Vettiing and Barring - the Scottish perspective

Alan Summers, Mayfield, Scotland

The regime described in the preceding article by our brother Gillham is based on the Protection of Vulnerable Groups Act 2006. It is important to appreciate that the 2006 Act applies only to England and Wales. It has no application to Scotland and limited application to Northern Ireland. The following comments are restricted to the Scottish system.

The Scottish system of child protection is presently governed by the Protection of Children (Scotland) Act 2003. It enables background checks to be done on those whose employment brings them into contact with children. The voluntary sector is also regulated and it is for this reason that work with children by churches is caught by the Act. However, in my opinion the system is not really designed to deal with Sunday School and children’s work of the sort provided by the assemblies.

Many of those that work with children in Scotland obtain their disclosure through the Central Registered Body (CRB) which provides a free disclosure service to those who work in the voluntary sector. The application forms provided include declarations at the rear which require the signatory to state that he is ‘likely to ask exempted questions’ under the Rehabilitation of Offenders Act 1974, or is ‘likely to countersign applications under the Police Act 1997’. ‘Exempted questions’ under the 1974 Act and applications under the 1997 Act are designed to find out whether a potential recruit/volunteer has any criminal convictions. The Police Act provides a mechanism for permitting employers to make background checks with the police to ensure the suitability of the applicant.

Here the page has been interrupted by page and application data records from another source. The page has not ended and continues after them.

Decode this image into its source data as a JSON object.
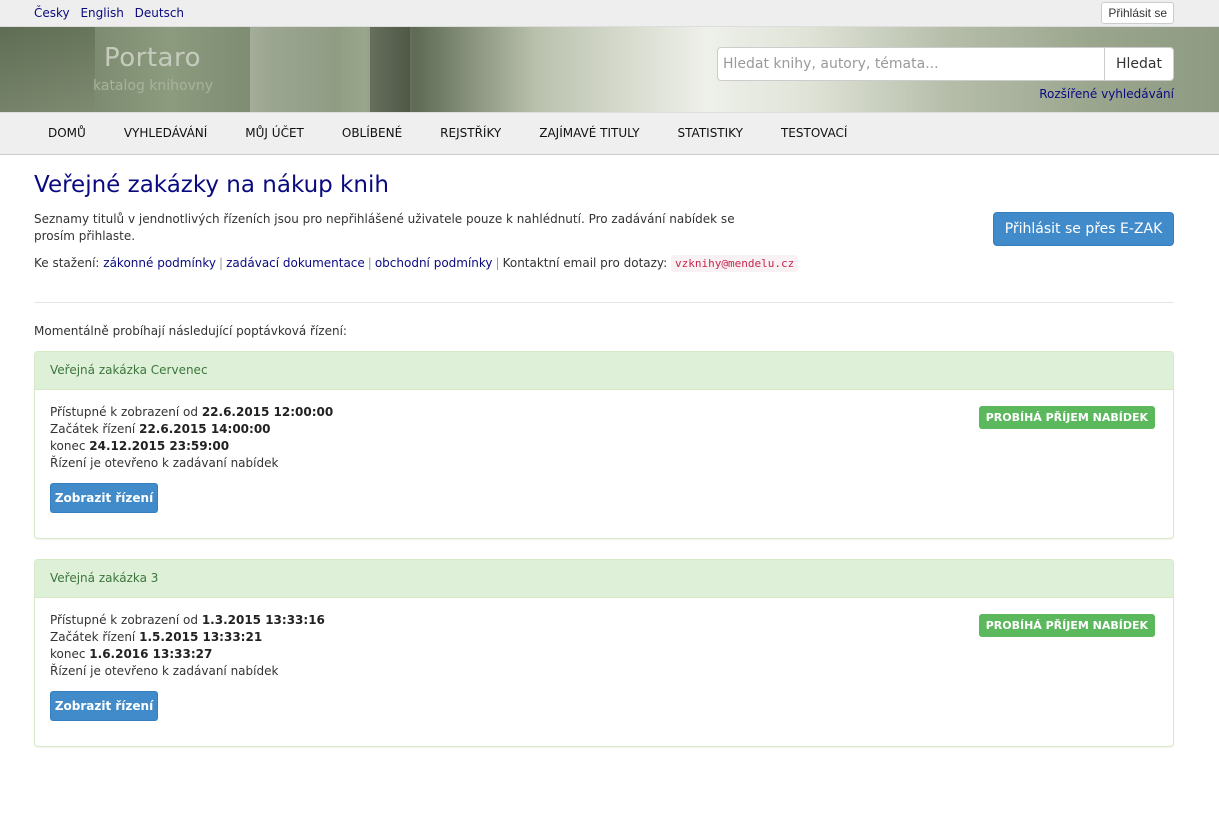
{
  "top": {
    "languages": [
      "Česky",
      "English",
      "Deutsch"
    ],
    "login_label": "Přihlásit se"
  },
  "header": {
    "logo_title": "Portaro",
    "logo_subtitle": "katalog knihovny",
    "search_placeholder": "Hledat knihy, autory, témata...",
    "search_button": "Hledat",
    "advanced_search": "Rozšířené vyhledávání"
  },
  "nav": {
    "items": [
      "DOMŮ",
      "VYHLEDÁVÁNÍ",
      "MŮJ ÚČET",
      "OBLÍBENÉ",
      "REJSTŘÍKY",
      "ZAJÍMAVÉ TITULY",
      "STATISTIKY",
      "TESTOVACÍ"
    ]
  },
  "page": {
    "title": "Veřejné zakázky na nákup knih",
    "intro": "Seznamy titulů v jendnotlivých řízeních jsou pro nepřihlášené uživatele pouze k nahlédnutí. Pro zadávání nabídek se prosím přihlaste.",
    "ezak_button": "Přihlásit se přes E-ZAK",
    "downloads_label": "Ke stažení:",
    "download_links": [
      "zákonné podmínky",
      "zadávací dokumentace",
      "obchodní podmínky"
    ],
    "contact_label": "Kontaktní email pro dotazy:",
    "contact_email": "vzknihy@mendelu.cz",
    "running_label": "Momentálně probíhají následující poptávková řízení:"
  },
  "tenders": [
    {
      "title": "Veřejná zakázka Cervenec",
      "status": "PROBÍHÁ PŘÍJEM NABÍDEK",
      "visible_from_label": "Přístupné k zobrazení od",
      "visible_from": "22.6.2015 12:00:00",
      "start_label": "Začátek řízení",
      "start": "22.6.2015 14:00:00",
      "end_label": "konec",
      "end": "24.12.2015 23:59:00",
      "note": "Řízení je otevřeno k zadávaní nabídek",
      "button": "Zobrazit řízení"
    },
    {
      "title": "Veřejná zakázka 3",
      "status": "PROBÍHÁ PŘÍJEM NABÍDEK",
      "visible_from_label": "Přístupné k zobrazení od",
      "visible_from": "1.3.2015 13:33:16",
      "start_label": "Začátek řízení",
      "start": "1.5.2015 13:33:21",
      "end_label": "konec",
      "end": "1.6.2016 13:33:27",
      "note": "Řízení je otevřeno k zadávaní nabídek",
      "button": "Zobrazit řízení"
    }
  ],
  "colors": {
    "link": "#0a0a80",
    "primary_button": "#428bca",
    "success_label": "#5cb85c",
    "panel_heading_bg": "#dff0d8",
    "panel_heading_text": "#3c763d"
  }
}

These forms are used by assemblies to disclose their Sunday School teachers or Children’s Meeting workers. I do not believe, however, that the forms are suitable. I have yet to hear of any assembly which asked ‘exempted questions’ or could truthfully say that they were ‘likely’ to apply to the police for a background check on one of their workers. Usually, those who work with children in the assemblies are so well known that there is no need for an interview process, far less a background check.1 Some might say that it is ‘possible’ that they might have to ask these questions but I don’t think anyone could say it was ‘likely’. I would guess that these forms are signed because no one has the faintest idea what an ‘exempted question’ is or what sections 113 and 115 of the Police Act 1997 are about. This is hardly surprising since the form makes no attempt to explain the meaning of the declaration although it goes on to say, ‘Warning: it is a criminal offence to make an untrue statement to help obtain a disclosure certificate’.

To my knowledge the CRB does not reject applications from the assemblies, however, that is probably because of ignorance of the way assemblies function. Thus, while disclosure has valuable ‘PR’ advantages, and can be used to reassure parents, I do not think the present regime can be used by the assemblies.

The law will shortly be changed. The Protection of Vulnerable Groups (Scotland) Act 2007 has been given royal assent. The Scottish Government website presently predicts that it will be late 2010 before it comes into force. It remains to be seen whether the new regime will cure some of the problems identified above. The greater and more general risk is that assembly work will be subject to ever increasing regulation by Government. The scope for conflict between Government committed to an equality agenda and traditional Christian values is amply attested by the present debate over the Equality Bill.

References

  1. When the author last looked, the disclosure form in use by the CRB was also inaccurate in that it contained reference to sections 113 and 115 of the Police Act 1997. Both these sections were repealed on 6 April 2006 and have been replaced. It would be a simple matter to update the form.